Immune Pathogenesis of Asymptomatic Chlamydia trachomatis Infections in the Female Genital Tract

Division of Immunology and Infectious Diseases, Department of Obstetrics and Gynecology, Cornell University Medical College, 515 East 71 Street, 10021, New York, USA

Received 8 June 1995; Accepted 14 September 1995

Copyright © 1995 Hindawi Publishing Corporation. This is an open access article distributed under the Creative Commons Attribution License, which permits unrestricted use, distribution, and reproduction in any medium, provided the original work is properly cited.


Chlamydia trachomatis (CT) infections of the female genital tract, although frequently asymptomatic, are a major cause of fallopian-tube occlusion and infertility. Early stage pregnancy loss may also be due to an unsuspected and undetected CT infection. In vitro and in vivo studies have demonstrated that this organism can persist in the female genital tract in a form undetectable by culture. The mechanism of tubal damage as well as the rejection of an embryo may involve an initial immune sensitization to the CT 60 kD heat shock protein (HSP), followed by a reactivation of HSP-sensitized lymphocytes in response to the human HSP and the subsequent release of inflammatory cytokines. The periodic induction of human HSP expression by various microorganisms or by noninfectious mechanisms in the fallopian tubes of women sensitized to the CT HSP may eventually result in tubal scarring and occlusion.
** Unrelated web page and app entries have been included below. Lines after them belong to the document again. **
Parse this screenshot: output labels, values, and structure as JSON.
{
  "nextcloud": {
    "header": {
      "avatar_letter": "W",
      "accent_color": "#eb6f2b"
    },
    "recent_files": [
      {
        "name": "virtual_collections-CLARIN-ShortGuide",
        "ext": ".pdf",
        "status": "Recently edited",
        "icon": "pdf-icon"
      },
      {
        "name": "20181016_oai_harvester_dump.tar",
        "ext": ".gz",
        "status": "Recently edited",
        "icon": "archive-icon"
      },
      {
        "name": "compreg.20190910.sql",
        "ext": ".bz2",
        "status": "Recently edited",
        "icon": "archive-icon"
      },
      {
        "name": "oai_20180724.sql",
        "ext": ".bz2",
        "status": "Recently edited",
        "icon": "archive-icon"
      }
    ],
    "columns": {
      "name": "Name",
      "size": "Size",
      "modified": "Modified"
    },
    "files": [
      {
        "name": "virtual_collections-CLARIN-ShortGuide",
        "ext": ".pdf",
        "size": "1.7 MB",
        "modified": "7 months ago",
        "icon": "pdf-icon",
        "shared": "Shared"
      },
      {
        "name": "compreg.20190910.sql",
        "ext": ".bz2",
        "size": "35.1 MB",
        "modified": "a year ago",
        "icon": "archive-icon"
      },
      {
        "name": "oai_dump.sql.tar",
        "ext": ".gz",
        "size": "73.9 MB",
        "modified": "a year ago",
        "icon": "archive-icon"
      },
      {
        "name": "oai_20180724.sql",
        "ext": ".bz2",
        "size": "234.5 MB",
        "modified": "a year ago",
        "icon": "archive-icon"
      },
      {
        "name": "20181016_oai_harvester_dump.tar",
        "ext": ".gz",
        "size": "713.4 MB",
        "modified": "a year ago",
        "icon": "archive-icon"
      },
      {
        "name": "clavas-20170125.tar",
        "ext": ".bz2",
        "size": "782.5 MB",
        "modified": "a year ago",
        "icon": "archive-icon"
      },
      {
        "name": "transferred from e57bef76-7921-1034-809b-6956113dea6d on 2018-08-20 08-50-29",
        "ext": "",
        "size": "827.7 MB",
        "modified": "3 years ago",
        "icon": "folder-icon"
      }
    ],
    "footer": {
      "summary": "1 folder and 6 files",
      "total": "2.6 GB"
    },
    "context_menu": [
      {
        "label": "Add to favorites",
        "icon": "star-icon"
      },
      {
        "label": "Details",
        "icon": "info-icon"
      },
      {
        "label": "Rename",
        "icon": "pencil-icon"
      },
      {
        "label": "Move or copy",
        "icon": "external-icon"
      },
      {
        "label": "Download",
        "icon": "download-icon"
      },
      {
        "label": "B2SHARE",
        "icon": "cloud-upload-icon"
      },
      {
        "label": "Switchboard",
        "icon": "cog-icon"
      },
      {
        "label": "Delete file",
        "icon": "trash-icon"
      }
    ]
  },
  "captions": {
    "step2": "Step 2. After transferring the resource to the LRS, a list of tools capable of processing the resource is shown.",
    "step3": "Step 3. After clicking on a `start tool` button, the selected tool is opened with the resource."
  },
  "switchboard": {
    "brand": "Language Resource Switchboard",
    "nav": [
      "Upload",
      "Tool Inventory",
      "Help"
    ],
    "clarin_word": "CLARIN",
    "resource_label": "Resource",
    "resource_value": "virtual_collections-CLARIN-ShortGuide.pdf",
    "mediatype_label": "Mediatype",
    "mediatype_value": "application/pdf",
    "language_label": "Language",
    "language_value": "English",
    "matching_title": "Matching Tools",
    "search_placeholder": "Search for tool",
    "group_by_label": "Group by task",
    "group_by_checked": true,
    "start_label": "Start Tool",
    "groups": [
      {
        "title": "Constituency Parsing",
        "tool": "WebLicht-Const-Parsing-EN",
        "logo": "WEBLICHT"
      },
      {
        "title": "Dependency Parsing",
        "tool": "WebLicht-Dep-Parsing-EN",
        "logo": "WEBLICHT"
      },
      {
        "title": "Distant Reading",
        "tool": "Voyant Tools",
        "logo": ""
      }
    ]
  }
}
Similarly, an immune response to human HSP expression during the early stages of pregnancy may interfere with the immune regulatory mechanisms required for the maintenance of a semiallogeneic embryo.